We loved building programming around the theme of food for the last symposium—so much so, that for five seconds, we thought about scheduling Food Part Two for 2010. For instance, we could have asked Mark Bittman to be a guest, who wrote this great article about fish. We could have done something about urban crops or even urban fruit picking.
But we can come back to food in a couple of years. In the meantime, we received many worthy and appreciated suggestions for themes from you all, such as health and wellness, Native Americans and population control.
These were all considered carefully, but the theme for 2010 is—drum roll, please—The Extinction Crisis. Scientists estimate that half of all existing species on the planet will be gone by the end of the twenty-first century. They say that we are currently living during what is called the Holocene Extinction, the sixth major extinction—but the first to be caused by humans.
This destruction of biodiversity is deeply alarming and considered by many scientists to be the paramount challenge facing the planet. E.O. Wilson has said that maintaining biodiversity—a word that did not exist twenty years ago—is the key to life continuing here.
Quite honestly, we struggle with what to call this theme, a problem we did not have with food. Many people are not clear about what “biodiversity” means, while “flora and fauna” seems a little soft. We’re concerned that “The Extinction Crisis” sounds too grim, but it is accurate because that is exactly what’s happening. That being said, however, there’s an enormous amount of exciting work being done to combat the crisis, much of which will be highlighted at Mountainfilm 2010.
This week I attended the Aspen Institute's Idea Festival, where I met several scientists who could be great for our symposium, but, as always, we'd love your suggestions because, as I like to say, it takes a village to make a Mountainfilm.

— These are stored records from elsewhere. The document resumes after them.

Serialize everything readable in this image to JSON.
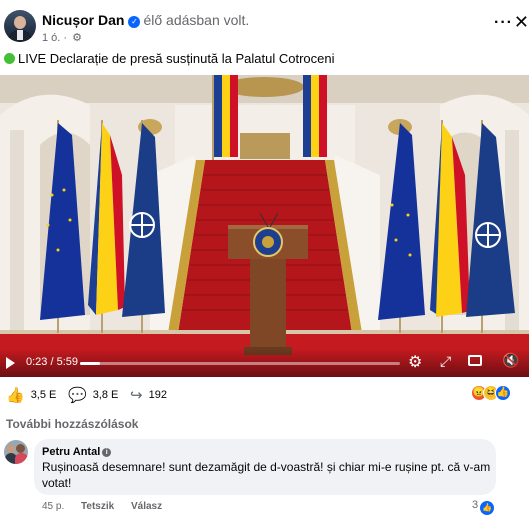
{
  "post": {
    "author": "Nicușor Dan",
    "status": "élő adásban volt.",
    "time": "1 ó.",
    "more_icon": "more-horizontal-icon",
    "close_icon": "close-icon",
    "caption": "LIVE Declarație de presă susținută la Palatul Cotroceni"
  },
  "video": {
    "current_time": "0:23",
    "duration": "5:59",
    "time_display": "0:23 / 5:59",
    "progress": 0.064
  },
  "reactions": {
    "like_count": "3,5 E",
    "comment_count": "3,8 E",
    "share_count": "192"
  },
  "comments": {
    "more_label": "További hozzászólások",
    "items": [
      {
        "author": "Petru Antal",
        "text": "Rușinoasă desemnare! sunt dezamăgit de d-voastră! și chiar mi-e rușine pt. că v-am votat!",
        "time": "45 p.",
        "like_action": "Tetszik",
        "reply_action": "Válasz",
        "likes": "3"
      }
    ]
  },
  "colors": {
    "accent": "#0866ff",
    "live": "#44c036",
    "carpet": "#b5161c",
    "gold": "#c9a13b"
  }
}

We will screen the terrific documentary Fire on the Mountain, which is about the exploits of the famed Tenth Mountain Division during World War II. The film, by Telluride locals Beth and George Gage, will play Monday, July 6, at the Sheridan Opera House. Members of the original group – and current enlisted members of the 10th - will be in town for the screening, and they will also march in Telluride’s July Fourth parade. See our website for more details on the event.
Tickets are $50, and there will be an auction for Mountainfilm passes, work by Mountainfilm artists, travel packages, fantastic gear and other great items. All proceeds benefit Mountainfilm, and we will also have a hospitality center on main street over the weekend at the corner of Colorado and Fir streets, where people can meet members of the Tenth, bid on auction items and learn more about next May’s festival.
Speaking of Chris Jordan, my goodness, he’s prolific. He creates new works more quickly than we produce issues of Pitch. His latest series looks at coal in America. Check it out below.
Starting close up, you see a bunch of one-pound chunks of coal, each about the size of an avocado:
And here is a portion of the five-foot square panel depicting 63,000 of these one-pound chunks of coal. This represents the amount of coal burned in the U.S. every second:
To show 24 hours of our coal consumption using the five-foot panels we would need a grid of these panels 3.6 miles wide by two miles tall. See below. The Empire State Building and the NY Skyline have been placed next to it for scale.
2008 guest Pico Iyer wrote a thoughtful piece about the simple life he leads in Kyoto.
Check out this index of Failed States that Foreign Policy Magazine compiled. Amazing how much of their world map is colored yellow (Borderline), orange (In Danger), or Red (Critical).
We welcome you to take part in one of the most interactive renewable energy events of the year in beautiful Aspen, Colorado. American Renewable Energy Day (AREDAY) brings leaders together to promote the rapid implementation of renewable energy and energy efficient strategies as practical solutions to the climate crisis through presentation, performance, film and dialogue. Special guests for AREDAY 2009 include: Bill Ritter, Governor, State of Colorado and Amory Lovins, Chief Scientist, Rocky Mountain Institute, Larry Schweiger, CEO, National Wildlife Federation among others. The forum takes place at the world renowned Aspen Meadows Resort. The AREDAY Expo is free to the public and takes place in the Aspen Cooper Street Mall and includes exhibits, music and fun for the family. For tickets to the forum please visit the AREDAY website at www.areday.net
Cover photo by Tim Vierling, Joy of Mountainfilm rainbow by Vance Howard, Symposium photos by Jennifer Koskinen, Gallery Walk photos by Jennifer Koskinen, Zero Emissions photo by Drew Ludwig